WHAT TO PRODUCE: Every record is to be restated exactly, with nothing left out.

DATA FOR PROCESSING:
_____
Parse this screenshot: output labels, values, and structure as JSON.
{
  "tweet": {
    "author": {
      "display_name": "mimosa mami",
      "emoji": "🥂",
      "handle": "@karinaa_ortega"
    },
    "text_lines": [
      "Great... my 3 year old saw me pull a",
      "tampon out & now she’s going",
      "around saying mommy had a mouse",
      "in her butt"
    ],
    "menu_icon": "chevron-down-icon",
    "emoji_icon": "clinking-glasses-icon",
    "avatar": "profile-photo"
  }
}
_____
TASK RESPONSE:
Parse this screenshot: output labels, values, and structure as JSON.
{
  "tweet": {
    "author": {
      "display_name": "mimosa mami",
      "emoji": "🥂",
      "handle": "@karinaa_ortega"
    },
    "text_lines": [
      "Great... my 3 year old saw me pull a",
      "tampon out & now she’s going",
      "around saying mommy had a mouse",
      "in her butt"
    ],
    "menu_icon": "chevron-down-icon",
    "emoji_icon": "clinking-glasses-icon",
    "avatar": "profile-photo"
  }
}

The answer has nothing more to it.